Understanding Modern Slavery

Modern slavery, also known as human trafficking, encompasses a range of exploitative practices, such as forced labour, bonded labour, child labour, and human trafficking. These practices rob individuals of their freedom, dignity, and basic human rights. Tragically, it is a pervasive issue that knows no boundaries and affects millions of people worldwide.

How does Modern Slavery affect Supply Chains?

Globalization has led to complex and intricate supply chains, often spanning multiple countries and jurisdictions. While this has brought efficiency and access to diverse markets, it has also obscured the visibility of the practices occurring at various stages of production. Unscrupulous suppliers may exploit this opacity to engage in modern slavery, capitalizing on vulnerable communities trapped in poverty and lacking legal protections.

The role of business Compliance Obligations in combatting Modern Slavery

To combat modern slavery, several countries have implemented legislation that mandates businesses to take proactive steps to identify, prevent, and address modern slavery risks within their supply chains. Key compliance obligations include the Modern Slavery Act 2015, which requires businesses with an annual turnover above a certain threshold to produce a Modern Slavery Statement detailing the actions they have taken to tackle modern slavery in their operations and supply chains.

Promoting ethical Supply Chain Management

To fulfil their compliance obligations and promote ethical supply chain management, businesses can adopt the following measures:

  • Supply Chain Mapping: Gain visibility into the entire supply chain to identify high-risk areas and potential vulnerabilities.
  • Risk Assessment: Conduct thorough risk assessments to identify suppliers and regions susceptible to modern slavery practices.
  • Supplier Engagement: Engage suppliers in dialogue about their labour practices and encourage them to uphold ethical standards.
  • Audits and Monitoring: Conduct regular audits and ongoing monitoring of suppliers to ensure compliance with anti-slavery policies.
  • Training and Education: Provide training to employees and suppliers about modern slavery risks and the importance of ethical practices.

Modern slavery represents a grave human rights violation that persists due to the complexities of modern-day supply chains. Businesses have a vital role to play in eradicating this abhorrent practice. By embracing transparency, fulfilling compliance obligations, and championing ethical supply chain management, companies can drive positive change and safeguard the rights and dignity of workers worldwide.

As consumers, we also have a responsibility to support businesses that take tangible steps towards a slavery-free world, promoting a future where every product we buy is ethically sourced and free from the stain of modern slavery.

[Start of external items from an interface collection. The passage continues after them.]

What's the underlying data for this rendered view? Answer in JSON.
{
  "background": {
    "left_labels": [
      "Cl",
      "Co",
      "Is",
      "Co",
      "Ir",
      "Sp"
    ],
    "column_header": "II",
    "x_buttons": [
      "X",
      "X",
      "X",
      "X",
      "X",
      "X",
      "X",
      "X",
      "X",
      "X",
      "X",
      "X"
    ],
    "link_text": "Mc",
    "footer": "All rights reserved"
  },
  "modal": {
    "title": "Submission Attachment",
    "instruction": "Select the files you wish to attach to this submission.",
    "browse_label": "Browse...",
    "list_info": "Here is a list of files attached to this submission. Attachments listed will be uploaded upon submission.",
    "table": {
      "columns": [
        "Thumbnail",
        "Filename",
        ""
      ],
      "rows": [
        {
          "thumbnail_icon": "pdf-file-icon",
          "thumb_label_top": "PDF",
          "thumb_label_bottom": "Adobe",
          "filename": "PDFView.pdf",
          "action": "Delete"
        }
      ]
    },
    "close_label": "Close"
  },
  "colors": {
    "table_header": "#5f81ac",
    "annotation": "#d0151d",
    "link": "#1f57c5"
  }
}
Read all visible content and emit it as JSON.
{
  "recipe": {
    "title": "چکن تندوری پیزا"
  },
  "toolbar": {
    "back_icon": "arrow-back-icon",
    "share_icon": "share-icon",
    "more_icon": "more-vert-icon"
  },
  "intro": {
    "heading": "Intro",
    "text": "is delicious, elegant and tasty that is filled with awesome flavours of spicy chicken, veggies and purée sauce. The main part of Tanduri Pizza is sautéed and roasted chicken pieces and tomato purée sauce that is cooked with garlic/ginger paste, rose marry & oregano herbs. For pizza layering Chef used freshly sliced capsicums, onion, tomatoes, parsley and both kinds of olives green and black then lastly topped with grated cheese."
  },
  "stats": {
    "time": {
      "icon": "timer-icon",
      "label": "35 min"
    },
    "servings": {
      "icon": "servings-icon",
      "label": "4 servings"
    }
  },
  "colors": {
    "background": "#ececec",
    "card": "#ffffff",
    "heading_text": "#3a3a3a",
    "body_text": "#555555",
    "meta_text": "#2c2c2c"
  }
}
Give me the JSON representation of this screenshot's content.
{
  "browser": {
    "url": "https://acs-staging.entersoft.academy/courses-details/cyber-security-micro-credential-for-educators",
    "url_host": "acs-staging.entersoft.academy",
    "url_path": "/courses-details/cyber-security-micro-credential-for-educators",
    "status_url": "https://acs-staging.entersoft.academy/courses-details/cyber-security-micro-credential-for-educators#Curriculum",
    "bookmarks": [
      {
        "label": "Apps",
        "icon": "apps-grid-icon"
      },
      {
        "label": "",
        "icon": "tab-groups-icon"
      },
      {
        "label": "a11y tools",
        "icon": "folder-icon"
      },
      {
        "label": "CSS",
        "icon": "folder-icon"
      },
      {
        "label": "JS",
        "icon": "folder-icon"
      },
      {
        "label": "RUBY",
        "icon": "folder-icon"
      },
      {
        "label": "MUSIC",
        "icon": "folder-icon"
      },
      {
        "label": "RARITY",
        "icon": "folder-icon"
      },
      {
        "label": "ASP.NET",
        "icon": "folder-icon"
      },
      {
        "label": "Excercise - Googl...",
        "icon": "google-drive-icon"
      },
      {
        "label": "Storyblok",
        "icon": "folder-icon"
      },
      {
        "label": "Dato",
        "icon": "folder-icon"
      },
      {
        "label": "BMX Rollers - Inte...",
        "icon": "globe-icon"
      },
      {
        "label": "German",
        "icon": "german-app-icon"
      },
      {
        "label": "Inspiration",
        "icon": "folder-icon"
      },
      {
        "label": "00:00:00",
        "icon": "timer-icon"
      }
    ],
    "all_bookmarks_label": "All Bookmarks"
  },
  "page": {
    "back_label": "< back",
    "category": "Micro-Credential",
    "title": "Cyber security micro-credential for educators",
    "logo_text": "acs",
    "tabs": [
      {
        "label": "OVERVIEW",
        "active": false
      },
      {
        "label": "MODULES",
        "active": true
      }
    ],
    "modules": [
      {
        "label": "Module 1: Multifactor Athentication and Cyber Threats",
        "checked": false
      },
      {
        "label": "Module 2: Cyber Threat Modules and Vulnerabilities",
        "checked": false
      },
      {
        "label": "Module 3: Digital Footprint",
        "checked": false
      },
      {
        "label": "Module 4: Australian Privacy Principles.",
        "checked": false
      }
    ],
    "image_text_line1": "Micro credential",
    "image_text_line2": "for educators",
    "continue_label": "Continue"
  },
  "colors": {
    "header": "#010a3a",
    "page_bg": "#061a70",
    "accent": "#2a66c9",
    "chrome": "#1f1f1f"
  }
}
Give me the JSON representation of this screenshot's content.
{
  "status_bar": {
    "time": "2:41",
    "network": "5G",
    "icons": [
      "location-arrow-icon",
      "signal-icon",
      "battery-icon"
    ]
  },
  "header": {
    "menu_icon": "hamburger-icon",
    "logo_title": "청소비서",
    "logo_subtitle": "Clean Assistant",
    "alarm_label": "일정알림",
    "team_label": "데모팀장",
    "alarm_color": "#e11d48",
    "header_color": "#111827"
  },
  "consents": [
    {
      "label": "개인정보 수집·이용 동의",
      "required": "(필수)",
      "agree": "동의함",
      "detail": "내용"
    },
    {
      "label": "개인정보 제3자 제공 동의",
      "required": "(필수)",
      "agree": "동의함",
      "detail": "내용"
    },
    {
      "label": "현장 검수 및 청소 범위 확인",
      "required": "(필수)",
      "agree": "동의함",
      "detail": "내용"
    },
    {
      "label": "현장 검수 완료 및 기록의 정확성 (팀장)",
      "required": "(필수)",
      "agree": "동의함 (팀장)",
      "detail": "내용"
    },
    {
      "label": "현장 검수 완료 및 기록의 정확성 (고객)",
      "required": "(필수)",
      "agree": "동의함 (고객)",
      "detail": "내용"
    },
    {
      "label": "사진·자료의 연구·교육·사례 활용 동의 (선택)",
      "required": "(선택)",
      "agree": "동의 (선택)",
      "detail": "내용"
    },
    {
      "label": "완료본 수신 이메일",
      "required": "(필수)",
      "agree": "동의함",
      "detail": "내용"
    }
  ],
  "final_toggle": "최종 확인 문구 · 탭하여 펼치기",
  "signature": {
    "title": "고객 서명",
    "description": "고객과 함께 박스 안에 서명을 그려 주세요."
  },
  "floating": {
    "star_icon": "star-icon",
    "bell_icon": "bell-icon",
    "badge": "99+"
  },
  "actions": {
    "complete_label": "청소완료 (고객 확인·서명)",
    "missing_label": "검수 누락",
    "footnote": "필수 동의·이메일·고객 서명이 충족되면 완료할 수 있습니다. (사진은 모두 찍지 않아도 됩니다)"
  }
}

In this a world where human rights and ethical values are upheld can be build, leaving no room for the darkness of modern slavery to thrive.